→ Work task
Say how many lines below contain the word "Memory". The number is the entire reply.

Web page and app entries
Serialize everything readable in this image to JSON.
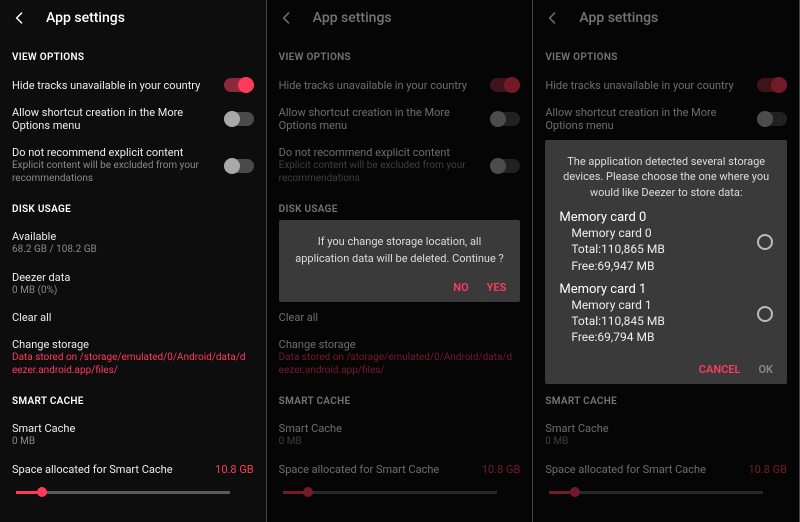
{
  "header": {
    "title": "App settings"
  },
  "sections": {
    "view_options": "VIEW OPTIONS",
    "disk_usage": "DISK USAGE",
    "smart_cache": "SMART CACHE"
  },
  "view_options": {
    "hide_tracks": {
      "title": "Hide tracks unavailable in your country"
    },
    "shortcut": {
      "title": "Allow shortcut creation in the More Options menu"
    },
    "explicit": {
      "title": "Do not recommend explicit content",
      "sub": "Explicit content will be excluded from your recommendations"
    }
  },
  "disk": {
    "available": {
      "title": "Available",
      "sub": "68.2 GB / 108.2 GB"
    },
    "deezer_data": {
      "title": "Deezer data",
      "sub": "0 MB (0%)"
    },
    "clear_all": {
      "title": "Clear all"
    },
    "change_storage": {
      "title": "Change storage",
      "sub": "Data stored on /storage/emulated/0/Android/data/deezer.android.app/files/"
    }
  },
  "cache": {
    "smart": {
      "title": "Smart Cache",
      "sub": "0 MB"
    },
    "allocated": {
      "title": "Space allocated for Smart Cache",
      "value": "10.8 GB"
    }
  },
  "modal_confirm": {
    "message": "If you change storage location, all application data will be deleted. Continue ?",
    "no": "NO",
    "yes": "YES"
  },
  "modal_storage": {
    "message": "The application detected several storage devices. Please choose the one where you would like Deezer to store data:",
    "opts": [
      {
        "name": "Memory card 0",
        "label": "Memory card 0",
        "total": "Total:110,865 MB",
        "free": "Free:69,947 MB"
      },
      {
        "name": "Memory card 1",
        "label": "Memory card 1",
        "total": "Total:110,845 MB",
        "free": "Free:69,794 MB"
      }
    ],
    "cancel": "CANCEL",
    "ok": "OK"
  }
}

→ Finished task
4